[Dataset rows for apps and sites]
★ ★ ★ ★
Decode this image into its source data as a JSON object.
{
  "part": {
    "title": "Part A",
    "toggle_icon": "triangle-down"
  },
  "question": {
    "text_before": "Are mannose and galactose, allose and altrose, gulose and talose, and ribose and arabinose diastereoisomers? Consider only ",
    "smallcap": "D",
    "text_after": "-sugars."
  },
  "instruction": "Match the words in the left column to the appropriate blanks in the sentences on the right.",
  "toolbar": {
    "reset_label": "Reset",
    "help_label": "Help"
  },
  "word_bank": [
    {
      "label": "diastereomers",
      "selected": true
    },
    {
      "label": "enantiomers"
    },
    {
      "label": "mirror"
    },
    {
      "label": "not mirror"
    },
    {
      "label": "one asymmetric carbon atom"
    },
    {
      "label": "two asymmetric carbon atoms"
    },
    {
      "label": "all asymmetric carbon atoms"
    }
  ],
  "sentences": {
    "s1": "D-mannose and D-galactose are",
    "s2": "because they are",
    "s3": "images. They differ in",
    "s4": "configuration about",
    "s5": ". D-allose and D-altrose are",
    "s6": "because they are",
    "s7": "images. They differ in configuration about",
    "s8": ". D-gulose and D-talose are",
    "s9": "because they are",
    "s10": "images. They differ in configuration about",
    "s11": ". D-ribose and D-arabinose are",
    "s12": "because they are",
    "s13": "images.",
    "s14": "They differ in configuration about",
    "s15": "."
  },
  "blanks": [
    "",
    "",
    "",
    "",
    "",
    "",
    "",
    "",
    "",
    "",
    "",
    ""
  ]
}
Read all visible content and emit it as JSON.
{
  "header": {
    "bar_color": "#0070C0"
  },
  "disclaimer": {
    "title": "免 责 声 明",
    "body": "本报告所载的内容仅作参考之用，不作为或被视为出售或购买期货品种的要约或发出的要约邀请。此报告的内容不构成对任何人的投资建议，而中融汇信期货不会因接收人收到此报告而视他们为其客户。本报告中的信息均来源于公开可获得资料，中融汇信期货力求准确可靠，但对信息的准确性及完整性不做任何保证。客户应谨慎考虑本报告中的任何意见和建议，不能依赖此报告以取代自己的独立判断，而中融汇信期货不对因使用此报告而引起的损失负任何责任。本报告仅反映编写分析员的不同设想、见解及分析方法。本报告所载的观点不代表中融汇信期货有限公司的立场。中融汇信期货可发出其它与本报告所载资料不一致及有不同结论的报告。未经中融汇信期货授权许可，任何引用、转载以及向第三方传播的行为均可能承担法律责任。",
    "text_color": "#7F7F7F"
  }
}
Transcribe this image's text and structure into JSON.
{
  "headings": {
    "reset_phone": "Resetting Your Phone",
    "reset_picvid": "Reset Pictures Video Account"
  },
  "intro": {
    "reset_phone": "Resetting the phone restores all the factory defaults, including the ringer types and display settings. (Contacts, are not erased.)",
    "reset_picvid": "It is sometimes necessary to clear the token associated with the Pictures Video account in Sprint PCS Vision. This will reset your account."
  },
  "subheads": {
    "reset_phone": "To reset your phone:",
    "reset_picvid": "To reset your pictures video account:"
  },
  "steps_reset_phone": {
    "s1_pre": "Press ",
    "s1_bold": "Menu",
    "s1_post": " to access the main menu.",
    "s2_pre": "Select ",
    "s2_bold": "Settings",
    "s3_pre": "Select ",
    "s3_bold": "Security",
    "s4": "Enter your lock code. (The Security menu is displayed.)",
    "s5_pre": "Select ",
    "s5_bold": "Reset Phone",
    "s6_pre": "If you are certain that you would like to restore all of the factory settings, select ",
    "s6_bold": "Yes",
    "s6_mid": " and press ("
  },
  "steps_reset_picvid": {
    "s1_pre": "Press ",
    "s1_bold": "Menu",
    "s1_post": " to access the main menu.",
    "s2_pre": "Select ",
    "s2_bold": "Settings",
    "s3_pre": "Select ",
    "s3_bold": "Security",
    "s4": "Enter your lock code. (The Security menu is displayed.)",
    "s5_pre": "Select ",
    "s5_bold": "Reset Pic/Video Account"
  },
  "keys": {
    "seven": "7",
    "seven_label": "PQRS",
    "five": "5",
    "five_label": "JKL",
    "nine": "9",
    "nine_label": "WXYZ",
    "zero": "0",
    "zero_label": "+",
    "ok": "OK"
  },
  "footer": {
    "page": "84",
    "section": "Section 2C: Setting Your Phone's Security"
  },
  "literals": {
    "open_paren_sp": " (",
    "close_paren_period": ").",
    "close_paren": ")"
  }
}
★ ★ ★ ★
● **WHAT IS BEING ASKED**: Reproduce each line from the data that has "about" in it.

● **ANSWER BELOW**:
    "s4": "configuration about",
    "s7": "images. They differ in configuration about",
    "s10": "images. They differ in configuration about",
    "s14": "They differ in configuration about",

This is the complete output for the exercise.